Does your brain ever feel so full of brilliant ideas that you’re pretty sure there aren’t just lightbulbs but fireworks going off in there? But what happens to all those thoughts and ideas? Not much if they just stay jumbled together in your head gathering dust.
To turn ideas into actionable insights, you eventually need to get all those thoughts out of your head so you can make sense of and remember them. Whether those fireworks go off as you cram for that last final before Christmas break, brainstorm ideas for your holiday campaign, or take frantic notes at a business conference, a visual can be just the tool you need to remember those tricky formulas or generate a money-making idea.
So you know you need a visual, but what should it look like? Heaven knows there are more than a few formats to choose from. We’re here to introduce you to just one: the spider diagram, which can be the perfect tool for visually organizing and planning information.
What is a spider diagram?
A spider diagram is a visual tool to help you organize concepts and ideas logically so that you can see a complete overview of all your information. It uses spatial organization, color, and images to break down topics.
Your main idea or topic resides in the center circle, and all subideas branch off of it (making the diagram look a bit like a spider). Once you have all your ideas solidified in one spot, you can further investigate certain aspects, make connections between ideas, and fill in the gaps.
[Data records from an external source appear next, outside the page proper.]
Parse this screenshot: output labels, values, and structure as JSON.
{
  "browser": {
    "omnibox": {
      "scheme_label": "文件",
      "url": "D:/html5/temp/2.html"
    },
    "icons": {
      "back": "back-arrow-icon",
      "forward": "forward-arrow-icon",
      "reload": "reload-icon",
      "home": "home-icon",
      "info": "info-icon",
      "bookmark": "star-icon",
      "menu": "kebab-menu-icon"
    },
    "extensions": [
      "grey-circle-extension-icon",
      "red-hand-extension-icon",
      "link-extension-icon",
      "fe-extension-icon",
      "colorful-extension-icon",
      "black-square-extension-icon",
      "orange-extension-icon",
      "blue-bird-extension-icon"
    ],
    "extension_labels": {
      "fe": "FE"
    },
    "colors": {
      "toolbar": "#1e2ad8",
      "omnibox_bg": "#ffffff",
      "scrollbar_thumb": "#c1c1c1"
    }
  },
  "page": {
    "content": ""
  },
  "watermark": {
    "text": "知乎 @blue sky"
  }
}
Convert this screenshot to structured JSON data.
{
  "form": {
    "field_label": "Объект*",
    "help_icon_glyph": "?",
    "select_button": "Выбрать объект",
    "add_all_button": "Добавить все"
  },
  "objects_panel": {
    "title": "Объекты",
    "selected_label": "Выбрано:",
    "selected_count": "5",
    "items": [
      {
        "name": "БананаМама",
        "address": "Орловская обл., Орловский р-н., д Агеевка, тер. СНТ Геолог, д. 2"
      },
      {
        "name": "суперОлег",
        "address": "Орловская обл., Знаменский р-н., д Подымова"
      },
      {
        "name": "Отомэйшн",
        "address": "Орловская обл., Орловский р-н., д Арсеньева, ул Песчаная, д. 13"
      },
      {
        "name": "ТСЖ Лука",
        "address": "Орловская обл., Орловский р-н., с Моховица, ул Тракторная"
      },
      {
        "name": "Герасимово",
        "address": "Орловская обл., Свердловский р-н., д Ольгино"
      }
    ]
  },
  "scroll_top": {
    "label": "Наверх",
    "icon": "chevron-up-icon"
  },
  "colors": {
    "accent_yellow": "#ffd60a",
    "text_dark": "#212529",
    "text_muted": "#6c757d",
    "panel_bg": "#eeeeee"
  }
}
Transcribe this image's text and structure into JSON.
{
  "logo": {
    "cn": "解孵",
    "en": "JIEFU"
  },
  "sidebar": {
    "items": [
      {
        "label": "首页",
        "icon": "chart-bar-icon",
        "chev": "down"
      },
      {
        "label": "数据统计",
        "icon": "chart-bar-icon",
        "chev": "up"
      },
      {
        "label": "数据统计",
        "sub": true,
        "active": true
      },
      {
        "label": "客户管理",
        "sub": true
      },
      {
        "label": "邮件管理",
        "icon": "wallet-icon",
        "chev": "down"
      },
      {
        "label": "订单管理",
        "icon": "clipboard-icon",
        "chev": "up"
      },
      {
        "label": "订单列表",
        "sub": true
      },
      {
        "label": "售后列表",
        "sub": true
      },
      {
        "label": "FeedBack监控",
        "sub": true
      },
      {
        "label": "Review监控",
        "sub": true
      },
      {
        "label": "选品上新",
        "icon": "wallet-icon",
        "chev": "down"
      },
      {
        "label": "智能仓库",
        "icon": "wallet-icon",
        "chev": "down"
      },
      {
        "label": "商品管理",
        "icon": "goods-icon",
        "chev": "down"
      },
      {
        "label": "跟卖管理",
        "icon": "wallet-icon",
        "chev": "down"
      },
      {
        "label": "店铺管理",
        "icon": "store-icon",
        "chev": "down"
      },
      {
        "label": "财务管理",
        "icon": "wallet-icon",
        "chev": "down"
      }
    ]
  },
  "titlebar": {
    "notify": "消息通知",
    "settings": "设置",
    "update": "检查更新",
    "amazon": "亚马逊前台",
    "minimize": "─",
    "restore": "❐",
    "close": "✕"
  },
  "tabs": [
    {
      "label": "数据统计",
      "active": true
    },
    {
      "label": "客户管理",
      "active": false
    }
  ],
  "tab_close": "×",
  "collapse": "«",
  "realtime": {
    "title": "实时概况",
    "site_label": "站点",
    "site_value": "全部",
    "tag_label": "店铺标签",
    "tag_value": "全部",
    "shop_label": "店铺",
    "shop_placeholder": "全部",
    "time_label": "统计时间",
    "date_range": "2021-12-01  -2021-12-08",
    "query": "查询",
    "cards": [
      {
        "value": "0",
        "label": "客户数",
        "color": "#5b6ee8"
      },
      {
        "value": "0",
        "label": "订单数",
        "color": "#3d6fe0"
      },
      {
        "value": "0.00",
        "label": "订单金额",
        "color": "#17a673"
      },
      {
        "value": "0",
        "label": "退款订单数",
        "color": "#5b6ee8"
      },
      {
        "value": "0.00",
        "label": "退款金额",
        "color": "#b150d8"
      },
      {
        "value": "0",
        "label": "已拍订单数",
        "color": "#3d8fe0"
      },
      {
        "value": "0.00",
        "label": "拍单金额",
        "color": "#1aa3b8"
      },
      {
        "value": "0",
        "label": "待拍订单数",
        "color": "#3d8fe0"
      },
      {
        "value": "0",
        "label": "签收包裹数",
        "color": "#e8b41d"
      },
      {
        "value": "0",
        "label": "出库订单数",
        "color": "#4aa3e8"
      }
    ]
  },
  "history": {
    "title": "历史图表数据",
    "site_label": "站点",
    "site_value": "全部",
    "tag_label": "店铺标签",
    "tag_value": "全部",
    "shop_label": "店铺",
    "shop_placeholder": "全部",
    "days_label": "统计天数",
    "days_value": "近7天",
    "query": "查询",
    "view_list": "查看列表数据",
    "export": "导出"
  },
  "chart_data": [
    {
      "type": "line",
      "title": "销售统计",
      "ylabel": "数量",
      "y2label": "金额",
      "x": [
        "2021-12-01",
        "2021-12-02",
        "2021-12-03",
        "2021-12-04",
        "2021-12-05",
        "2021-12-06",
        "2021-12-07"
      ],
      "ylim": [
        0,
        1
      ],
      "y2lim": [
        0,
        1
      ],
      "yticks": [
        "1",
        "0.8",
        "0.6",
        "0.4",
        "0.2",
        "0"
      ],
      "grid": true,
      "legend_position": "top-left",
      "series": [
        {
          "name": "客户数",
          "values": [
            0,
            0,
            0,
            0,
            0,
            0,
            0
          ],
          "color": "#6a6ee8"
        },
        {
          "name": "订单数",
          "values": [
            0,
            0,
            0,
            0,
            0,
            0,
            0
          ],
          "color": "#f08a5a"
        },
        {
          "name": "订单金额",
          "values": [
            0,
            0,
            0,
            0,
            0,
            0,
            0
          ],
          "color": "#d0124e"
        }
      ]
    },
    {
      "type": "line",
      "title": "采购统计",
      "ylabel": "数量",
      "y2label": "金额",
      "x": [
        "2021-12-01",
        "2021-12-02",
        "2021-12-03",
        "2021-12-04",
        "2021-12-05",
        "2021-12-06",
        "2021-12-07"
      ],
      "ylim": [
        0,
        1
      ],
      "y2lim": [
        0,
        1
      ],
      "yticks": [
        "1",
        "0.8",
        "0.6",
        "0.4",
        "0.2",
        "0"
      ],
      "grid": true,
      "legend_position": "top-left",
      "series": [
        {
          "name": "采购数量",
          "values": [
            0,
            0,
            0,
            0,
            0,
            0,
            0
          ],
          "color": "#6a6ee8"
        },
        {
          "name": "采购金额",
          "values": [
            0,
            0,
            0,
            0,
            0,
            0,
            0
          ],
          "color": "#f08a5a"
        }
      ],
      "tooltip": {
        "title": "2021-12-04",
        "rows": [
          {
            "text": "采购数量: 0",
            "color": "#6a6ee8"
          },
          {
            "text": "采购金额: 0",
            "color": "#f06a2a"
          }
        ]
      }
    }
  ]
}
Spider diagrams are very similar to mind maps. In fact, before the mind map was invented, the spider diagram was the closest thing to it. The main differences between the two are that spider diagrams do not always use color, and there are no specific rules on how to structure a spider diagram.
Why build one?
Creating a spider diagram forces you to focus on the overarching topic, review existing knowledge as you organize it, and assess comprehension to determine where additional learning or information is needed. As you actively sort through the information and craft your diagram, you make new connections, which increases understanding and surfaces additional ideas.
These diagrams are quick and simple to make, and they are easy for our brains to understand because, unlike linear notes, they closely reflect how our brains are structured. These diagrams are memorable, thanks to the colors, pictures, simple keywords, and spatial structure involved. Plus, the act of building a spider diagram will help you more easily recall the information.
When to use a spider diagram
Spider diagrams can be useful for many activities, especially those involving planning or creating ideas.
Writing: By creating a spider diagram, you’ll have an overview of your subject matter that allows you to sort through and pick out your best ideas while also facilitating the discovery of new ones. You can also use it to organize your final ideas to streamline the writing process.
Studying: A spider diagram helps you understand and stay accountable for what you already know. The areas where the web diagram is hard to fill out indicate areas where you need to study harder. The act of creating a spider diagram will help you recall the information later on.
Brainstorming: Get your creative juices flowing by throwing out any and all ideas and organizing them in a spider diagram.
Taking notes: Make sense of the information you read or hear by putting your notes in a spider diagram. The info is more digestible and more memorable.
How to make a spider diagram
- Write the main topic/concept in the middle of the page and draw a circle around it.
- Draw lines from your main idea that lead out to each subtopic. You can make the line an arrow or draw a circle at the end—remember there is not a set structure to a spider diagram, so do whatever works best for you.
- Add subideas to your subtopics until you have all your information present in the diagram. Feel free to add color or customize the diagram any way you please.
To make things even easier, try starting with a Lucidchart spider diagram template. Open the template and fill in your own information. Then customize it to fit your needs.
Don’t want to start with a spider diagram template? Pull up a blank canvas in Lucidchart and drag and drop shapes to build a spider diagram of your choice.
So next time you’ve got so many ideas that your brain feels like that Walmart Christmas commercial with the lights going off to “Carol of the Bells,” remember there is a quick and easy solution to give your thoughts a new and more effective home. Start with a spider diagram template or build your own, and never lose sight of any of those winning ideas ever again.